* TASK STATEMENT: Would you return the data below exactly as it stands, with every picture left out?
--
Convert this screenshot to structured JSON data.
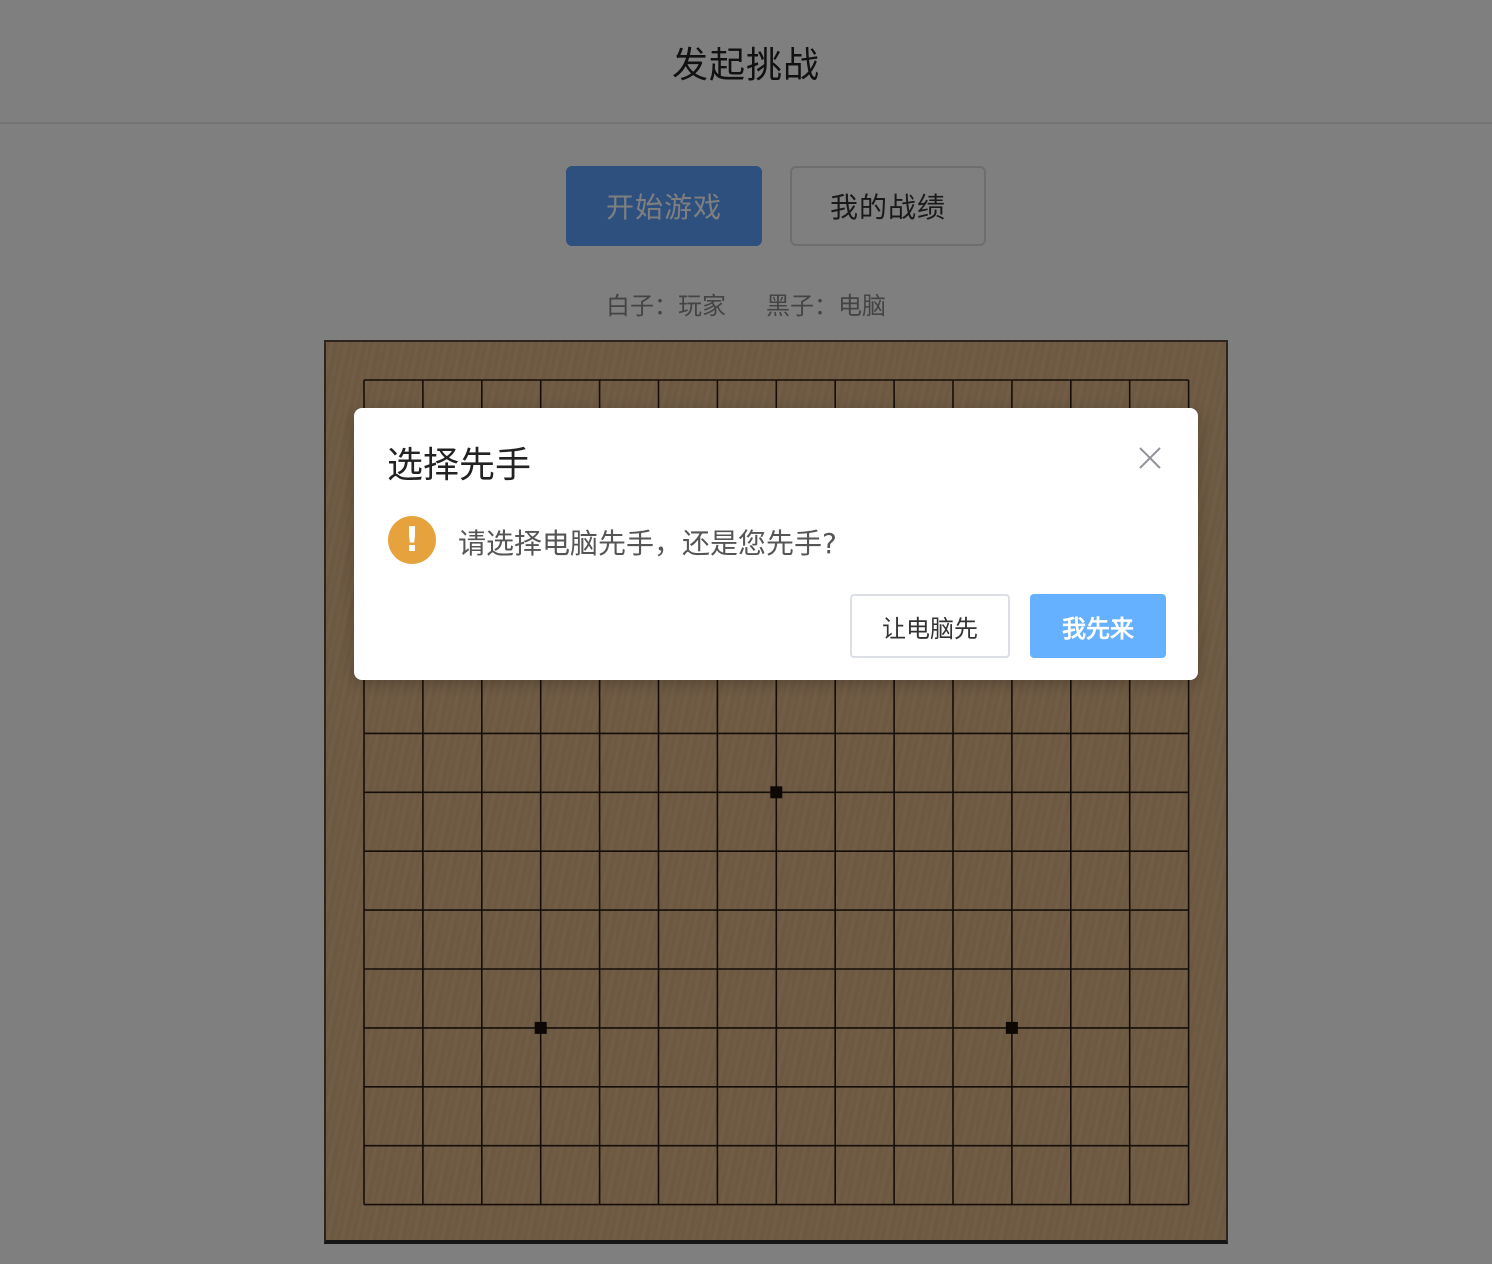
{
  "header": {
    "title": "发起挑战"
  },
  "toolbar": {
    "start_label": "开始游戏",
    "record_label": "我的战绩"
  },
  "players": {
    "white": "白子：玩家",
    "black": "黑子：电脑"
  },
  "board": {
    "grid_lines": 15,
    "star_points": [
      [
        7,
        7
      ],
      [
        3,
        11
      ],
      [
        11,
        11
      ]
    ]
  },
  "dialog": {
    "title": "选择先手",
    "message": "请选择电脑先手，还是您先手?",
    "icon": "warning-icon",
    "computer_first_label": "让电脑先",
    "me_first_label": "我先来",
    "accent_color": "#66b1ff",
    "warning_color": "#e6a23c"
  }
}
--
* REPLY TO THE EXERCISE:
Convert this screenshot to structured JSON data.
{
  "header": {
    "title": "发起挑战"
  },
  "toolbar": {
    "start_label": "开始游戏",
    "record_label": "我的战绩"
  },
  "players": {
    "white": "白子：玩家",
    "black": "黑子：电脑"
  },
  "board": {
    "grid_lines": 15,
    "star_points": [
      [
        7,
        7
      ],
      [
        3,
        11
      ],
      [
        11,
        11
      ]
    ]
  },
  "dialog": {
    "title": "选择先手",
    "message": "请选择电脑先手，还是您先手?",
    "icon": "warning-icon",
    "computer_first_label": "让电脑先",
    "me_first_label": "我先来",
    "accent_color": "#66b1ff",
    "warning_color": "#e6a23c"
  }
}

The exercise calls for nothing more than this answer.